via Zim faces gloomy 2015 agric season – NewsDay Zimbabwe 3 January 2015 by Paidamoyo Muzulu
ZIMBABWE still faces a possible poor maize harvest in the 2014/15 agricultural season despite the significant improvement of rain patterns during the festive season as inadequate financing continues to hamper farmers.
Many farmers in Mashonaland provinces, the main maize producing areas in the country, only planted during the week leading to Christmas when meaningful rains started.
Treasury early this week confirmed the grim maize production scenario when it belatedly released $3 million to the Grain Marketing Board (GMB) for onward payment to farmers who sold grain to the board.
“While it is ideal that farmers get their payment timeously for their various needs, the prevailing liquidity challenges have resulted in government falling behind in payments,” Treasury said in a statement.
GMB still owes farmers a combined $52,4 million for the 255 519 tonnes delivered last season.
Bankers’ Association of Zimbabwe (Baz) president Sam Malaba told a Commercial Farmers’ Union annual congress in October that Zimbabwe faced a maize deficit as many farmers were switching from maize production to cash crops since the introduction of multicurrency in 2009.
“The preference towards cash crops has, therefore, undermined food security as increasingly farmers are choosing cash crops over cereal or grain production,” Malaba said.
Banks have since the onset of the land reform programme reduced their agriculture financing due to high default rates and lack of collateral insurance among most of the newly-resettled farmers.
Agriculture minister Joseph Made could not be reached for comment yesterday.
Many farmers have struggled to access seed and fertilizers across the country and recently directors of a Zanu PF-linked company, Lasch Investments, were arrested for duping hundreds of farmers millions of dollars in an inputs scam.
The country has imported 500 000 tonnes to boost the nations maize strategic reserves.
Zimbabwe has also depended more on foreign developmental partners and donor agencies in the past decade to fill the deficit each year.

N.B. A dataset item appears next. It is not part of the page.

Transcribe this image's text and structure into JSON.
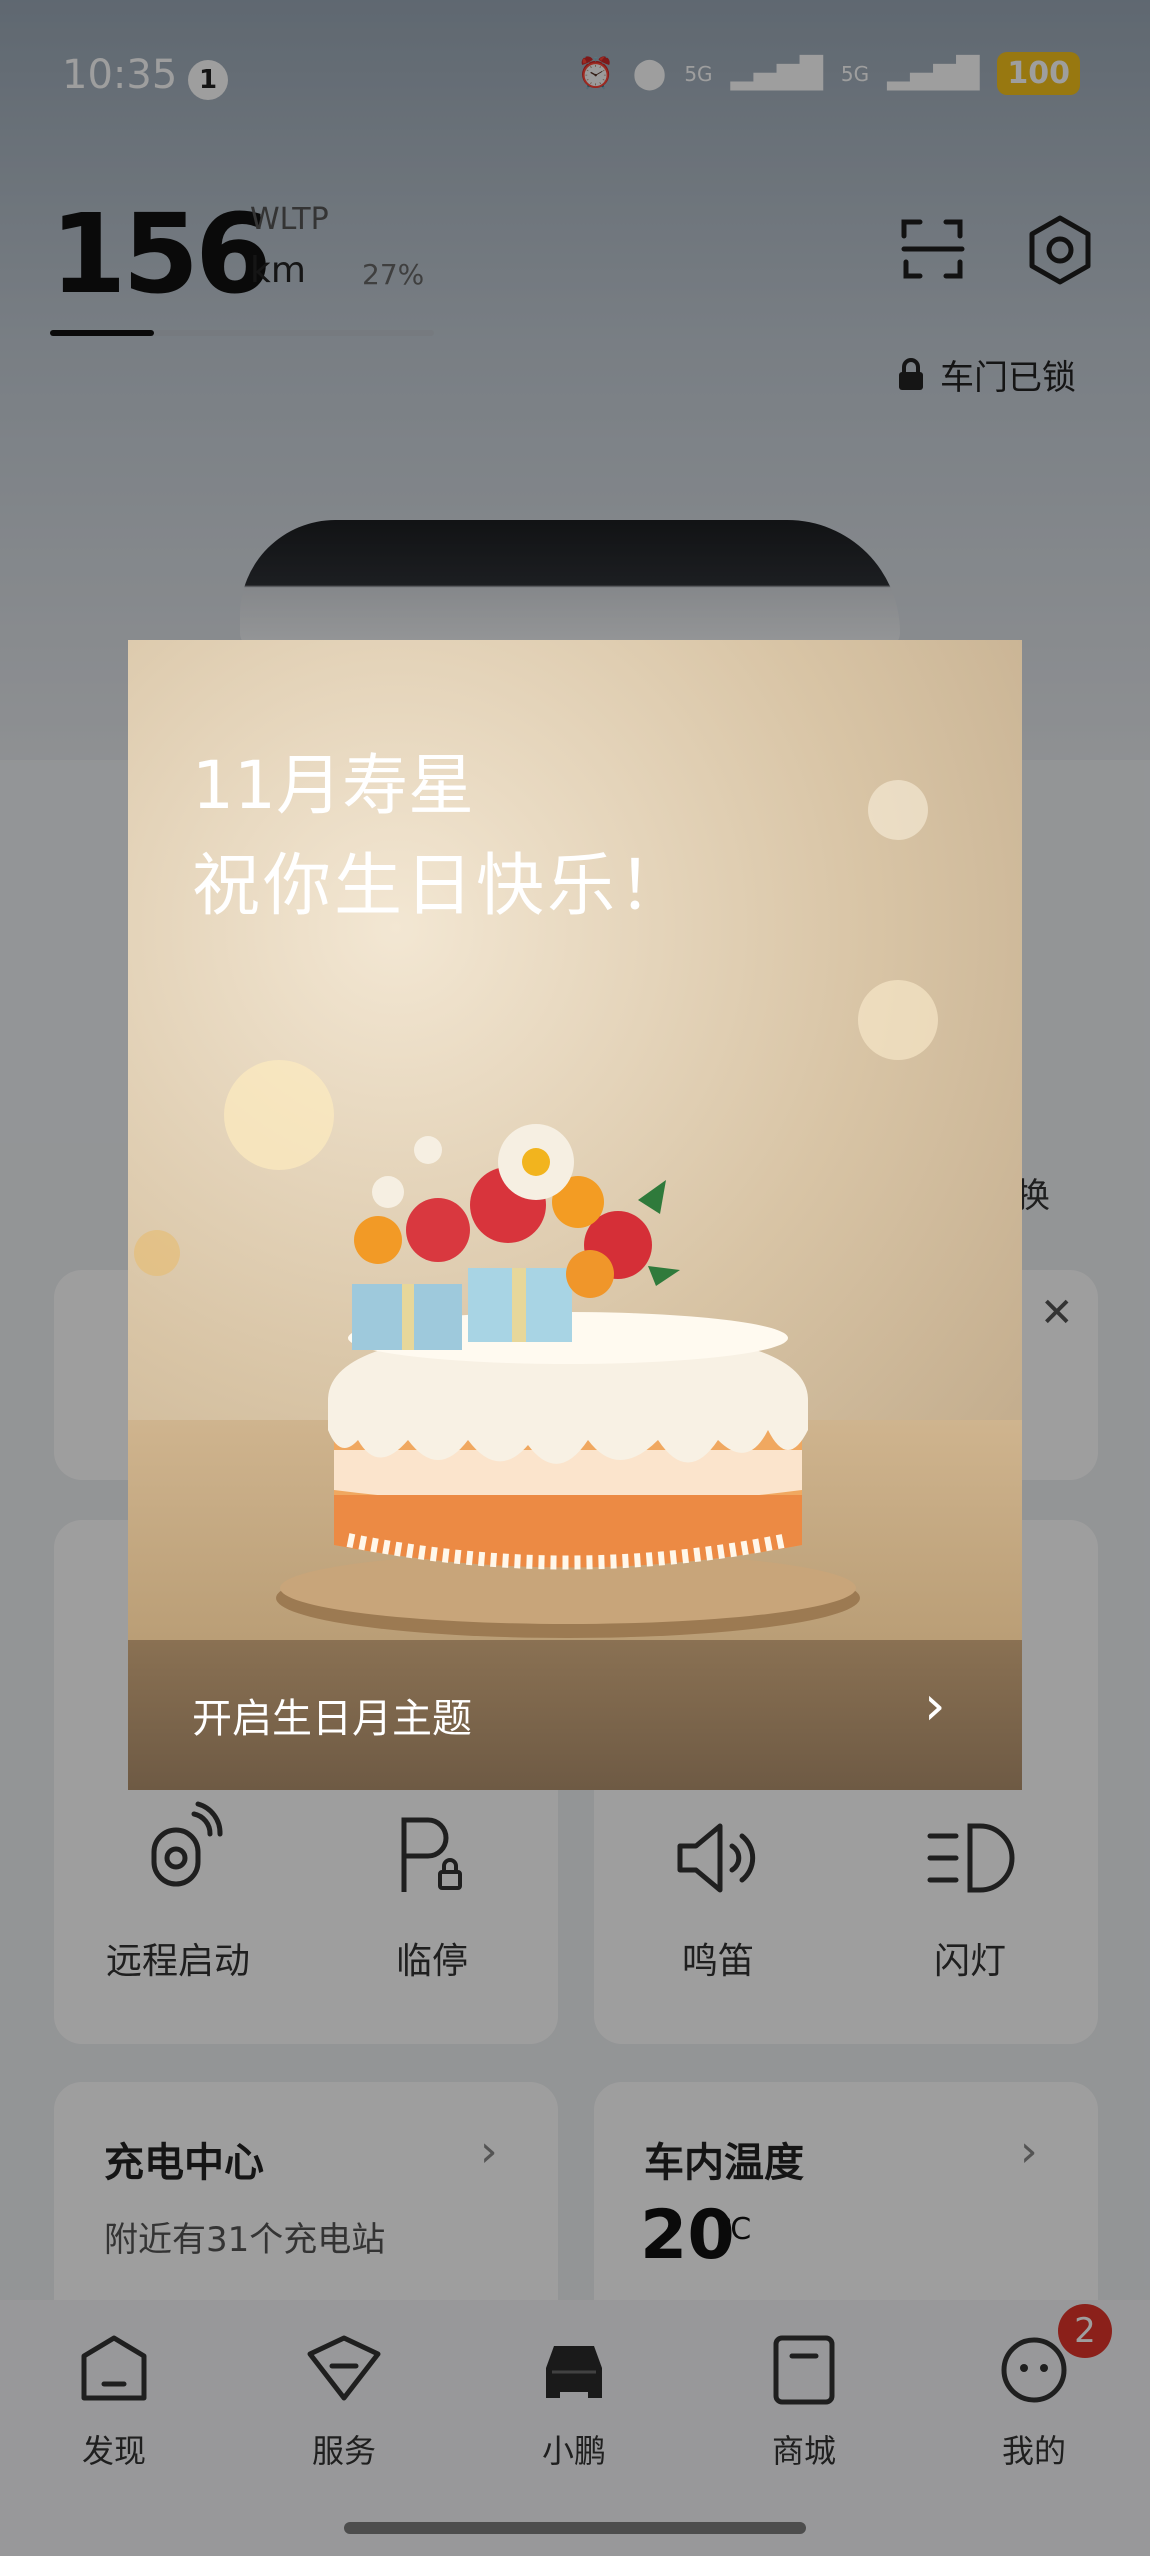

Zimbabwe needs two million tonnes of maize annually, but is currently producing just above 1,2 million tonnes.